Bancroft unveils smart homes for adults with disabilities

Bancroft unveiled its Smart Home project in Cherry Hill, a first-of-its-kind program in New Jersey that explores how technology can help enhance safety, increase independence and improve quality of life for adults with disabilities — and help address longstanding challenges with the direct care workforce.

Ten group homes throughout the region have been outfitted with a variety of sensors and devices to create an ecosystem that can be customized to the needs, abilities and goals of the individuals who live there.

In late September, Bancroft hosted a ribbon-cutting ceremony at one of the 10 homes, showcasing the technology and bringing together representatives from the state, families of those supported in the home and constituents from the community.

“This is part of our commitment to leveraging technology to care for those who rely on us.” Toni Pergolin, Bancroft CEO and president, said. “We are eager to continue pioneering down the path of innovation and we are grateful to Sen. Nilsa Cruz-Perez and Assemblywoman Carol Murphy, who were so eager to help support and advance our mission in this way.”

Funded through a $500,000 investment by the state of New Jersey and the New Jersey Department of Human Services, the goal is to create a model for other providers in the state, revolutionizing the way Bancroft delivers care to those with significant support needs, and the way they engage with their world.

“I take great pride in supporting our disabled community with the highest quality of care; this is why I advocated for Bancroft’s Smart Supports Home initiative in the FY2023 budget,” Murphy (D-Cinnaminson) said. “Bancroft’s Smart Home model excels at supporting residents while providing front-line staffing efficiencies to limit the impact that the staffing crisis would otherwise have on care, so each resident can live their best life as independently as possible.”

“Often, when the state budget refers to innovation and opportunity, the first things that come to mind are job creation and the economy,” New Jersey Department of Human Services Commissioner Sarah Adelman said. “The smart home we toured today is an example of how investing in innovation can also improve independence, dignity and safety for New Jerseyans. On its own, each technological improvement is beneficial, but, when layered together, these appliances and sensors improve the quality of life for the residents and the peace of mind for families and caregivers.”

What’s inside?

  • SimplyHome Technology Solutions provide staff with alerts so they can monitor residents’ activities from a distance and intervene as needed as they learn to complete tasks independently.
  • Biometric door locks make it easier for staff to enter the home without fumbling for keys when their hands are full, or when their attention is focused on the people they support.
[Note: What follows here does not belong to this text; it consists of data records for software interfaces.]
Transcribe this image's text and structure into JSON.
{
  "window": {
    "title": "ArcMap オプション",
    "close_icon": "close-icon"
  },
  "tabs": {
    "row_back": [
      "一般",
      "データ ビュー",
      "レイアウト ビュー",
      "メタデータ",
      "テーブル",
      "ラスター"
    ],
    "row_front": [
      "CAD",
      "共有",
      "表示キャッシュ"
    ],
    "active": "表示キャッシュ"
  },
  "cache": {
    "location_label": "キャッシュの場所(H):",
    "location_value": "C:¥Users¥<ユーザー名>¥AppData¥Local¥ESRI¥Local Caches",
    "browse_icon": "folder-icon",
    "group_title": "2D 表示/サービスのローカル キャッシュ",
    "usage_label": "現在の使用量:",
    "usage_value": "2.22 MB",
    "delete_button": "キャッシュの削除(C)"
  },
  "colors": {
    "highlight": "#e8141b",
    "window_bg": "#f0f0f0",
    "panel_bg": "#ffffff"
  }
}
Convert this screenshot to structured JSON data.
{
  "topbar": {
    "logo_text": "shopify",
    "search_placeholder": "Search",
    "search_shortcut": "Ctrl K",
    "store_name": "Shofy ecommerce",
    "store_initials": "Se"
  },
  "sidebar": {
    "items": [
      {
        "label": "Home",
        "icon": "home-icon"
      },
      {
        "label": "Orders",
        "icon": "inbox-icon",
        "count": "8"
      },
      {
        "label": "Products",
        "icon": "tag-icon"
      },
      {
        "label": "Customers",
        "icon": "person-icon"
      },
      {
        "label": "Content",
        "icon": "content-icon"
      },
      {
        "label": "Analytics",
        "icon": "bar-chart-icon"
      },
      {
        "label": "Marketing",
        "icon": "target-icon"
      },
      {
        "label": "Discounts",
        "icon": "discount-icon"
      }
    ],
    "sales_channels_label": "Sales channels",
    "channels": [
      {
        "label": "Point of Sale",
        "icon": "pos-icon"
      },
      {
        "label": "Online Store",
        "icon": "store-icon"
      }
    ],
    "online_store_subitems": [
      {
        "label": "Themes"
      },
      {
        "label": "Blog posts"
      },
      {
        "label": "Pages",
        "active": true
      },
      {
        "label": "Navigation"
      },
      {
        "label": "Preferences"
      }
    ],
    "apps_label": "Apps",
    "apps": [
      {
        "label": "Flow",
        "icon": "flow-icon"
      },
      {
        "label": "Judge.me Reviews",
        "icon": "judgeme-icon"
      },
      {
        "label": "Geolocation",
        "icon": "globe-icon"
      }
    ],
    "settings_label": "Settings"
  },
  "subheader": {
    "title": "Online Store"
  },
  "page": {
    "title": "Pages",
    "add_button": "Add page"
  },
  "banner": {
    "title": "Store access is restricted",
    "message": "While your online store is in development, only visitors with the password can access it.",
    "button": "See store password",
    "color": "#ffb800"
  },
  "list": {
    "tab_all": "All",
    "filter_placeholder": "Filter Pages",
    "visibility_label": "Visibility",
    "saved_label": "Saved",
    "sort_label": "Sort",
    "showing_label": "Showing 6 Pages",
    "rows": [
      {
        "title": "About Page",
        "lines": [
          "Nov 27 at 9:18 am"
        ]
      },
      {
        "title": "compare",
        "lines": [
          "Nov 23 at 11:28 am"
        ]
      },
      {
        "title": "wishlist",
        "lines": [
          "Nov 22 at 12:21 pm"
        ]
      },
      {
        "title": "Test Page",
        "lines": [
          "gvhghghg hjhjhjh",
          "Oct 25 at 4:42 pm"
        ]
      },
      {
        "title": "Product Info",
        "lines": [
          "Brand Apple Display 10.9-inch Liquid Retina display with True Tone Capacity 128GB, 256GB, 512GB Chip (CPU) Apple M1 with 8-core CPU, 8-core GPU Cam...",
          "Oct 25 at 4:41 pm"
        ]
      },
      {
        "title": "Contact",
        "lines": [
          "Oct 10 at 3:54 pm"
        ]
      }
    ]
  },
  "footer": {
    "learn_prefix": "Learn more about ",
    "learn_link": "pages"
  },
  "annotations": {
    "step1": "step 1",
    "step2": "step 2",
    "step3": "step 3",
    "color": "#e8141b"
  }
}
They allow residents to enter the house independently, removing barriers for those struggling with dexterity and fine-motor skills.
  • Sensors for doors, beds, windows and water/cooking safety alert staff to unusual/unexpected movement; allow for less-invasive overnight bedroom checks; and track changes in sleep or other health indicators that may be concerning.
  • In kitchens and bathrooms, sensors alert staff if water temperatures are too high, stoves are left unattended, sinks overflow and more.
  • Smart lighting and smart plugs create a more comfortable living environment that can be customized to individual preferences.
  • Voice assistants like Alexa enable residents to use simple, customizable voice commands for various tasks, fostering self-reliance and self-expression.
  • Echo Show devices give residents agency over their daily schedules and tasks.
  • Smart appliances simplify and reduce reliance on staff support for daily chores. They provide maintenance reminders, removing one more “to-do” from staff members’ lists.
  • Induction ranges with specialized cookware let individuals learn to cook while reducing burn risks.
  • Smart scales send weight, BMI and other health indicators directly to staff, minimizing documentation in cases where these are being monitored.
  • Smart toothbrushes, automatic faucets and digital soap dispensers foster good personal hygiene habits, without the need for direct staff involvement in residents’ most private tasks.
  • Robot vacuums make it easier for residents to participate in household chores.
  • Medication dispensers ensure residents receive medications at the right time, reduce the risk of medication errors, and help those who are learning to self-administer their medicine.
  • A customized app digitizes and streamlines required documentation — saving time during each shift and keeping the focus on people, rather than paperwork.